This announcement comes following a commitment made at the G8 summit this summer to establish a central register of company beneficial ownership, Cameron has now confirmed this is to go ahead – and be made open to the public.
The Companies House register is designed to expose those companies that keep the true ownership of the business secret in an attempt to avoid paying tax and hide profits.
In a speech today at the Open Government Partnership, the prime minister said that making the register available to the public will allow all UK companies to “better identify” who they are really doing business with.
“For too long a small minority have hidden their business dealings behind a complicated web of shell companies, and this cloak of secrecy has fuelled all manners of questionable practice – and downright illegality,” he said.
“Not only is this hugely unfair to the millions of hardworking people in Britain who pay their tax, it’s also bad for business.
“To keep corporate taxes low, you’ve got to keep corporate taxes coming in. As I’ve put it, no tax base – no low tax case. So that’s why we need to shine a spotlight on who owns what and where money is really flowing.”
He added that Britain is leading the way in this kind of transparency, and urged the rest of the world to follow suit.
Business secretary Vince Cable said having a public register will make Britain a better place to invest and do business.
“The vast majority of companies and directors in the UK contribute productively to the economy, abide by the rules and make an enormous contribution to society.
“But an errant few operate in the shadows, creating ownership structures that serve to deceive. We’re now shining a light on who really owns and controls companies in the UK and proudly leading the world in this initiative.”
However Dr Adam Marshall, director of policy at the British Chambers of Commerce warned the move could increase regulatory burdens for many businesses.
“Many will be concerned that the introduction of a universal register of beneficial ownership could create unintended consequences for law-abiding businesses, such as increased regulatory and reporting burdens.

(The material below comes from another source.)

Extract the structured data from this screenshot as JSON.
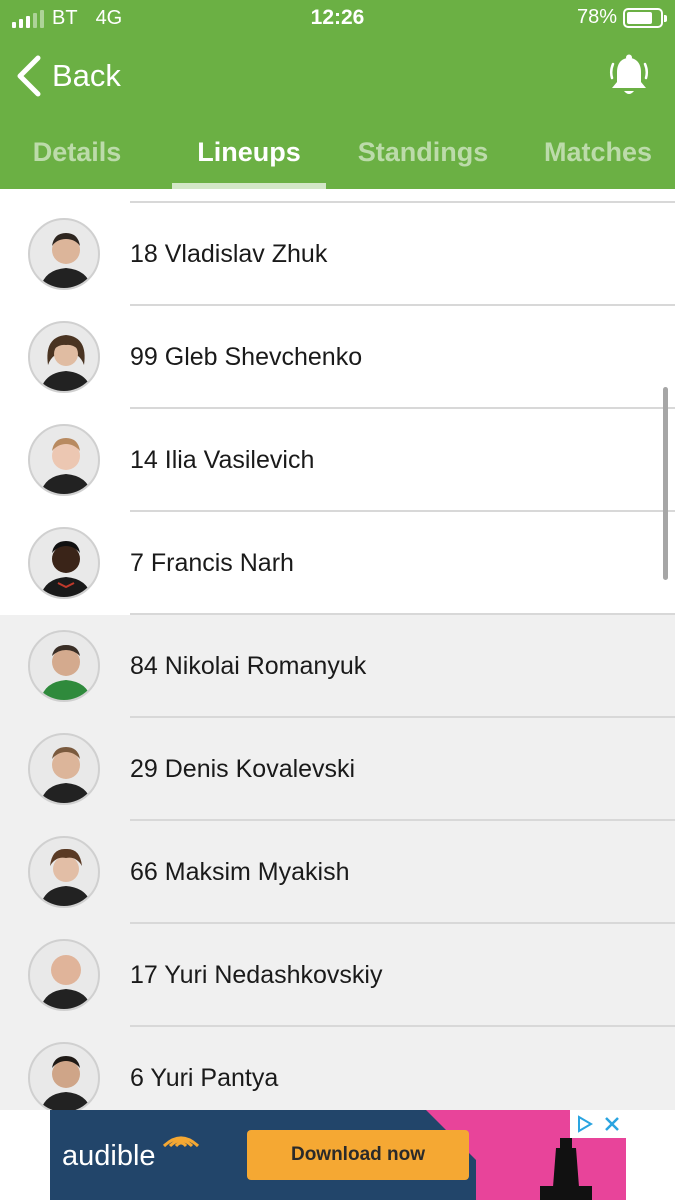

“Ministers must work with business to address these concerns over the coming weeks, and ensure the UK doesn’t go it alone when it comes to good corporate governance.”
It is thought that the government may use the same method that currently applies to the disclosure of information on company shareholders, meaning that companies would hold information on the names and addresses of their beneficial owners and details of their interest in the company, and Companies House would hold – and make publicly accessible – the names of the beneficial owners and details of their interest in the company.